Mr Johnson was also prompted by the prankster to discuss Russia
The British Foreign Secretary Boris Johnson held an 18-minute phone call with a prankster, claiming to be the Armenian prime minister.
The pair talked about Russia, Vladimir Putin and the Salisbury poisoning during the conversation, audio released on Thursday revealed.
A UK diplomatic source later hit back, calling it a "desperate attempt by the Kremlin to save face".
Mr Johnson began the conversation by congratulating the hoax caller "very sincerely on your remarkable success", believing he was talking to newly-elected Armenian leader Nikol Pashinyan.
"You can definitely count on the UK and I admire your vision and what you're trying to achieve," he said.
Later in the call, Mr Johnson was prompted to discuss Russia.
He said that "obviously we had hoped to have better relations... than we currently do", adding: "I'm afraid that Russia seems to be unable to resist malign activity of one
kind or another."
Mr Johnson then appeared to laugh when the caller said he was holding a meeting with the Russian president and "hoped he will not poison me with Novichok", the nerve agent used on Sergei and Yulia Skripal.
"The only thing the Russians respond to is determination and firmness," was Mr Johnson's advice.
It is not clear when the call took place, but the real Armenian prime minister held the talk with Mr Putin referred to on May 14th - 10 days ago.
It comes on the same day the investigation into the downing of Malaysia Airlines flight MH17 blamed Russia, and the day after Yulia Skripal gave her first interview.
During the phone call, Mr Johnson also said the UK was "like almost 100% sure" that Russia was behind the Salisbury poisoning and promised: "We will be able to do more to illustrate that...

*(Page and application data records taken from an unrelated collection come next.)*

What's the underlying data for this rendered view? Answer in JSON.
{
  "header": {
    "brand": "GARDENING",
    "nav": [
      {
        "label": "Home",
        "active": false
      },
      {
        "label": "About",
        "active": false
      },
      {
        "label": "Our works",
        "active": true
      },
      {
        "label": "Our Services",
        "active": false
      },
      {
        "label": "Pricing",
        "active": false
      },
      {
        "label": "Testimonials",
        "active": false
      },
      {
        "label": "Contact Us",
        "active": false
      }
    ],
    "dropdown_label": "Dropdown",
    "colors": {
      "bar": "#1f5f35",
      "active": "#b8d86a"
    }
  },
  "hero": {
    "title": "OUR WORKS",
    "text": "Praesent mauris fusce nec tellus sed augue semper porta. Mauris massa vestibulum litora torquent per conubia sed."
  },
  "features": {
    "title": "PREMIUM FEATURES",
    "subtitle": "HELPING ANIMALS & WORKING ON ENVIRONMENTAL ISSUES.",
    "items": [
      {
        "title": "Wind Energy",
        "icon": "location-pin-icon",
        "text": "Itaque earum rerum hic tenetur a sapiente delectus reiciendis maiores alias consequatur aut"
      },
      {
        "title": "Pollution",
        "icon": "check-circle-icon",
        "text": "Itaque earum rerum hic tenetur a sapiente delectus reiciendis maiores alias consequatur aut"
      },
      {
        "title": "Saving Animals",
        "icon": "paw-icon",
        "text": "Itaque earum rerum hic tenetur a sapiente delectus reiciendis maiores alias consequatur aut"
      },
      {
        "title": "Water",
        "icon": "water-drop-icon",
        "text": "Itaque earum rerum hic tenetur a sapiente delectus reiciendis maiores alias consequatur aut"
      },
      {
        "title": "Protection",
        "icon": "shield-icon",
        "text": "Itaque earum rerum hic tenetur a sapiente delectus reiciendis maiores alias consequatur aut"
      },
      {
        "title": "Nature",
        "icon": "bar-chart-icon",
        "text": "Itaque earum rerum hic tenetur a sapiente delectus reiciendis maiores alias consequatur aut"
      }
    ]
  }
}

"We will continue to tighten the squeeze on some of the oligarchs who surround Putin.
"You throw a stone in Kensington and you'll hit an oligarch. But some of them are close to Putin and some of them aren't."
Mr Johnson put the phone down when the prankster claimed that the prime minister of Ukraine had recently been poisoned, but recovered after taking an antidote "he keeps with him always".
A British Foreign Office spokesperson said: "The foreign secretary realised it was a hoax, and ended the call.
"We checked it out and knew immediately it was a prank call.
"The use of chemical weapons in Salisbury and Syria, and recent events in Armenia are serious matters.
"These childish actions show the lack of seriousness of the caller and those behind him."